Redfin: The Greatest Real Estate Website Ever
Buying a home is one of the most stressful, nerve-racking experiences in the world—and I haven't even bought one yet.
M and I almost made an offer on a place we technically shouldn't have. And we've seen a couple of places we really, really liked. But still no dice.
Throughout the whole search, there has been one constant: Redfin. Before I go any further, I want to say that I am NOT being paid to gush about Redfin nor am I going to gush about their business model, which has a whole lot of controversy surrounding it. What I'm going to gush about is their website, which has been instrumental in our search for our first home.
Finding a Home
The first thing you'll need to do is tell the site what you're looking for. And the search variables you can enter are pretty standard:
Tell Redfin what your criteria is and you'll be taken to the results page, which is kind of like a hybrid of Google Maps and an MLS sheet.
The top half of the page is a map showing all the results that match what you asked for in terms of price, bedrooms, etc. By the way, not this many results show up for my searches. This area and this price is beyond my means.
The bottom section shows you a listing of the properties showing on the map with crucial information like price, address, square footage, and how many days it's been on Redfin.
Click on any of the icons on the map or listings on the bottom and you'll get a small preview of images on the right hand side. If you like what you see, click on Details to get to the really good stuff.
The Details Page
This is where Redfin really shines—the details page has everything you could possible want about the property you're looking at. Let's take this place as an example.
OK, this first section gives you a short description beneath the obvious stuff like bed, bath, exposure, the MLS #, and of course the images on the right. Some sites are really annoying about how they show images, but I like this system that lets you scroll through without opening a whole bunch of new windows.
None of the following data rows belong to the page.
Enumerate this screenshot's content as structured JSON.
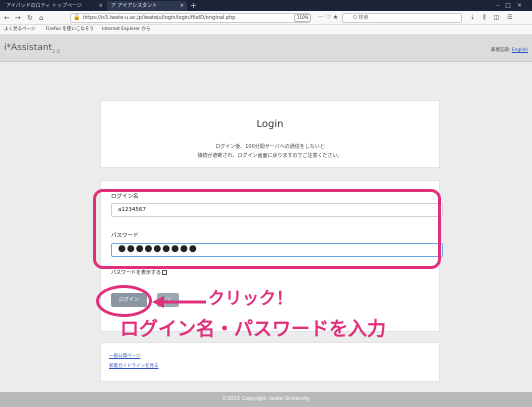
{
  "browser": {
    "tabs": [
      {
        "label": "アイパッドのロティ トップページ"
      },
      {
        "label": "ア アイアシスタント"
      }
    ],
    "url": "https://is3.iwate-u.ac.jp/iwateju/login/login/fileID/original.php",
    "zoom": "110%",
    "search_placeholder": "Q 検索",
    "bookmarks": [
      "よく見るページ",
      "Firefox を使いこなそう",
      "Internet Explorer から"
    ]
  },
  "app": {
    "logo": "i*Assistant",
    "logo_version": "2.0",
    "header_right_prefix": "表現言語: ",
    "header_right_link": "English"
  },
  "login_card": {
    "title": "Login",
    "notice_line1": "ログイン後、100分間サーバへの通信をしないと",
    "notice_line2": "接続が遮断され、ログイン画面に戻りますのでご注意ください。"
  },
  "form": {
    "username_label": "ログイン名",
    "username_value": "a1234567",
    "password_label": "パスワード",
    "password_value": "●●●●●●●●●",
    "show_password_label": "パスワードを表示する",
    "login_button": "ログイン",
    "second_button": "リ"
  },
  "links": [
    "一般公開ページ",
    "新着ガイドラインを見る"
  ],
  "footer": "©2023 Copyright: Iwate University",
  "annotations": {
    "click": "クリック！",
    "instruction": "ログイン名・パスワードを入力",
    "color": "#e0307c"
  }
}
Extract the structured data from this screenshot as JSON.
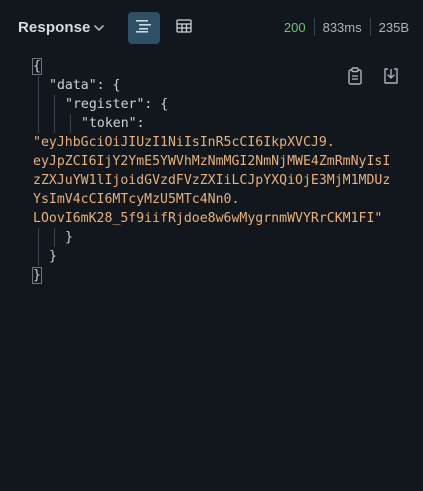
{
  "header": {
    "title": "Response",
    "views": [
      {
        "name": "pretty",
        "active": true
      },
      {
        "name": "table",
        "active": false
      }
    ],
    "status_code": "200",
    "time": "833ms",
    "size": "235B"
  },
  "toolbar": {
    "icons": [
      "copy-icon",
      "download-icon"
    ]
  },
  "code": {
    "open_brace": "{",
    "key_data": "\"data\"",
    "key_register": "\"register\"",
    "key_token": "\"token\"",
    "colon_brace": ": {",
    "colon": ":",
    "token_lines": [
      "\"eyJhbGciOiJIUzI1NiIsInR5cCI6IkpXVCJ9.",
      "eyJpZCI6IjY2YmE5YWVhMzNmMGI2NmNjMWE4ZmRmNyIsI",
      "zZXJuYW1lIjoidGVzdFVzZXIiLCJpYXQiOjE3MjM1MDUz",
      "YsImV4cCI6MTcyMzU5MTc4Nn0.",
      "LOovI6mK28_5f9iifRjdoe8w6wMygrnmWVYRrCKM1FI\""
    ],
    "close_brace": "}"
  },
  "colors": {
    "background": "#11171c",
    "string": "#e8b07a",
    "status_ok": "#69c27b",
    "active_view": "#2f4f67"
  }
}
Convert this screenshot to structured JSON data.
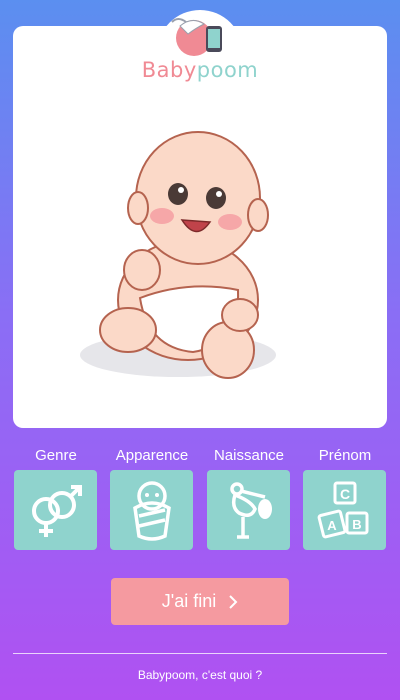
{
  "brand": {
    "name_part1": "Baby",
    "name_part2": "poom"
  },
  "categories": [
    {
      "label": "Genre",
      "icon": "gender-icon"
    },
    {
      "label": "Apparence",
      "icon": "swaddled-baby-icon"
    },
    {
      "label": "Naissance",
      "icon": "stork-icon"
    },
    {
      "label": "Prénom",
      "icon": "abc-blocks-icon"
    }
  ],
  "actions": {
    "done_label": "J'ai fini"
  },
  "footer": {
    "about_link": "Babypoom, c'est quoi ?"
  },
  "colors": {
    "accent_teal": "#8fd3cd",
    "accent_pink": "#f59aa0",
    "gradient_top": "#5b8ff0",
    "gradient_bottom": "#b051f2"
  }
}
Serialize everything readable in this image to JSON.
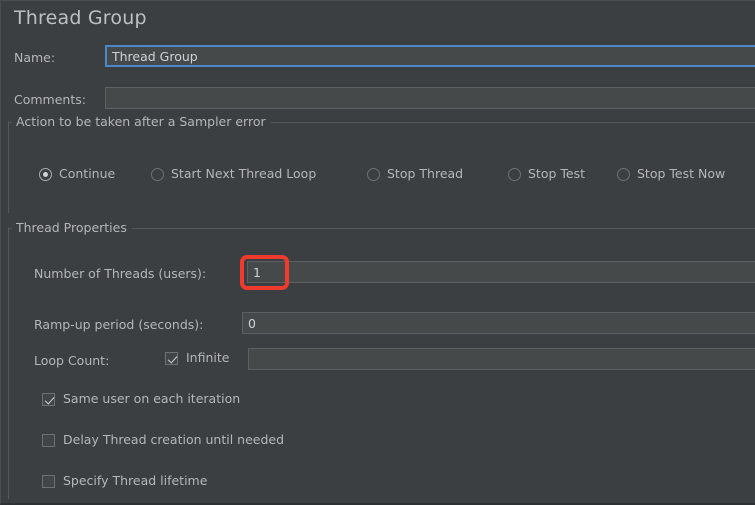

Like what you see? Then it's time to move on to the next section (I'm going to ignore the business side of Redfin until the end, so any section where they're selling themselves will be ignored).
Let's move on to the next area, which shows more detail about the property, like room sizes and appliances.
This is where M and I made sure the places we were looking at had central air, a washer/dryer, and that the bedrooms weren't going to have us at each other's throats after a while. Tax information is also on here, which is good to make sure you can afford.
Also in this section is a handy-dandy mortgage calculator, which is great to make sure you can actually afford a place or not. Notice the iPhone app logo? I don't have an iPhone, but if it does what the site can do, it must be a nifty little app. If you've tried it, please share your experiences in the comments!
Moving right along, the next section has some really cool features:
The map shows you a hybrid view of the property so you can get a quick idea of where the heck you might be living. Don't like the view? Click on the Bird's Eye View and you'll see a cool angle of the same place. Also in this section is the Property History section, which shows you any price changes that have been made to the place. This is really interesting stuff and can give you a good idea of how desperate and how willing to negotiate a seller may be. Property tax info is also here.
The next section gives you an idea of the comparables in the area:
This is all great info to have to see if this place is priced right for the neighborhood. The median condo value is sometimes off, but usually gives you a good sense of what other prices are out there. It's also cool to see the similar listings here, because they usually show you places that match what you're looking for. Not pictured in this screenshot is a field that shows recently sold properties in the area. That's also very, very valuable if you're thinking of putting an offer in.
Redfin: The Business
Like any other business, Redfin is about making money. I don't know much about their business or if it's a great service. I do know that they refund buyers a portion of the commission a real-estate broker typically takes in from the seller, which is nice. Is it worth it to use an "internet broker" to save some money? Maybe, I don't know.
I do know that we aren't even considering it for now—we're using a broker a friend recommended and trusted when he bought his first home.
But in terms of the website and all the information they provide on a single page, I haven't found a better site. If anyone else out there has, please feel free to share!
Inside tip: If you know of an address that has a place for sale, type it into Google and odds are Redfin will have it on there somewhere. If not, type the address (100 W Fake Street) and then "redfin" and it's sure to show up. I do it all the time!